- 10% Project 1
- 10% Project 2
- 0% Quiz 0
- 15% Quiz 1
- 15% Quiz 2
- 15% Quiz 3
Final project: 35%
- 5% Proposal
- 5% Status Update
- 20% Paper or Video
- 5% Peer Review
Grades are posted on Canvas.
This course offered for for either a letter or credit/no credit grade. If taking for credit/no credit, credit will be given to students who score a C- or higher (at least 70% in the course). We will use the standard breakdowns in the table below. We will round fractional percentages in your favor. Every year, a few students are awarded an A+ after careful consideration for demonstrating mastery beyond what is expected in this class; it is not determined solely based on percentage.

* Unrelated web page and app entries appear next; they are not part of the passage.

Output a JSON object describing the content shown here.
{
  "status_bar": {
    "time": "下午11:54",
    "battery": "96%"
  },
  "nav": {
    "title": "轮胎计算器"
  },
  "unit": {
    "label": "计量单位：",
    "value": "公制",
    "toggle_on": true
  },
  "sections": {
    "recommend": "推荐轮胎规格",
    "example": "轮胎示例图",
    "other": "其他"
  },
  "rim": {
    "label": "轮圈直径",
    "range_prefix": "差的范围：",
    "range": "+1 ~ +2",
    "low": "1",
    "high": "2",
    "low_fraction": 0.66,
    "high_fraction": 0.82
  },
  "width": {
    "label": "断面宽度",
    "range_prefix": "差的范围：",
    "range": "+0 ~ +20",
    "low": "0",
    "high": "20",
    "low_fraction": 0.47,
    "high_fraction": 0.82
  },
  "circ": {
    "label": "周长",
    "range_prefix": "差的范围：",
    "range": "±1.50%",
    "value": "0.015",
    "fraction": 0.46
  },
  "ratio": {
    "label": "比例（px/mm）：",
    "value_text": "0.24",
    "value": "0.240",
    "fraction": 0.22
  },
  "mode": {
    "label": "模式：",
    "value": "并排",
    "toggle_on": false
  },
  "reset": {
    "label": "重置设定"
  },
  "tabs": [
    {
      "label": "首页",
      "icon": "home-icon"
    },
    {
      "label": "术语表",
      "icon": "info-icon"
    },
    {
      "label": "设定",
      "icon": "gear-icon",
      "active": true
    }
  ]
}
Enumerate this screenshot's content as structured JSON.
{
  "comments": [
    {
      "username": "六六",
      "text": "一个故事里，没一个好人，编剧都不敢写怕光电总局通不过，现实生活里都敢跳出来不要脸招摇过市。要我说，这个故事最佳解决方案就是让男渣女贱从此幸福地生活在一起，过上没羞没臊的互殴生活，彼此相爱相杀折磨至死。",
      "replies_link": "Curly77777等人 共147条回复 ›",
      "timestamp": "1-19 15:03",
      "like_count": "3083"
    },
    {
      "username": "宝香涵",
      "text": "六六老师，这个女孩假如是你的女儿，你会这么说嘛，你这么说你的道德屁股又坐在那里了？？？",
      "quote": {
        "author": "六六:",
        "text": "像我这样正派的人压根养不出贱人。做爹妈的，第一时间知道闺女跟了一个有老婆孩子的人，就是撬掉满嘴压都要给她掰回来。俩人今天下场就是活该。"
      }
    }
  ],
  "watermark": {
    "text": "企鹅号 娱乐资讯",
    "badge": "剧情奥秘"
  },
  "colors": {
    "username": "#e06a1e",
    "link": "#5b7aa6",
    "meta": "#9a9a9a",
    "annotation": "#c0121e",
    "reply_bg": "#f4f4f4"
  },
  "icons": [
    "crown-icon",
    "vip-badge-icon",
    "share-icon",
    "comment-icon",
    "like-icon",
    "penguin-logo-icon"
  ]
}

|> 93 %
All assignments are due at 5pm on Fridays.
Because of unexpected events, illnesses, work commitments, etc., there is a 0% penalty for 72 hours (no questions asked) after each assignment deadline (not quizzes!), after which you receive 0 credit. Note that late submissions will not qualify for the leaderboard for programming projects 1 and 2.
Quizzes submitted past their deadlines will receive 0 credit.
The purpose of this policy is not solely to improve your scores but to enhance your understanding of the course material. Learning from your mistakes is an essential part of the educational journey. To encourage this process and help deepen your understanding of the course material, we are planning a trial run of a policy that allows students to reflect on their quizzes and earn up to half of the missed points back. This policy was inspired and adapted from a similar policy in CS161.
Opportunity: If you score below 70% on a quiz, you have the opportunity to write a reflection on the problems you missed. The adjusted score will be your original score plus up to half of the total points you missed, with a maximum adjusted score of 70%.
Reflection Guidelines: Your reflection should be in PDF format and include the following:
- Your original answer to the question
- The number of points you originally earned for that question (e.g. 3 / 5)
- The rubric item(s) for that question as specified on Gradescope (e.g. “Right answer but significant error in explanation”)
- If applicable, any additional point adjustments or rubric items.
- A detailed explanation of your mistake, including any incorrect assumptions or incomplete solutions.
When writing your reflection, dedicate a significant portion to explaining, in detail, where you went wrong in your original response. Identify the specific mistake or errors in your original answer. Go beyond surface-level identification and delve into the root cause of your mistake. Ask yourself why you made this error. Did you misinterpret the question? Did you overlook a critical piece of information? If your mistake was due to assumptions or misconceptions, explicitly state what these assumptions or misconceptions were. If your original response was incomplete, explain what critical steps or components you omitted. Walk through the problem step-by-step and clarify where you should have elaborated further.
Deadline: You must submit your reflection by the specified deadline, which we will announce on Ed. Details on the submission process will be provided shortly after the first quiz.
Notification: The adjusted points will be updated in Gradescope.
If you have any questions or need further clarification regarding this policy, please don’t hesitate to reach out to the teaching team.
Students with Disabilities
Students who may need an academic accommodation based on the impact of a disability must initiate the request with the Office of Accessible Education (OAE). Professional staff will evaluate the request with required documentation, recommend reasonable accommodations, and prepare an Accommodation Letter for faculty dated in the current quarter in which the request is made. Students should contact the OAE as soon as possible since timely notice is needed to coordinate accommodations. The OAE is located at 563 Salvatierra Walk (phone: 650-723-1066, URL: https://oae.stanford.edu/). Please submit OAE letters by Friday, 29 September to email@example.com.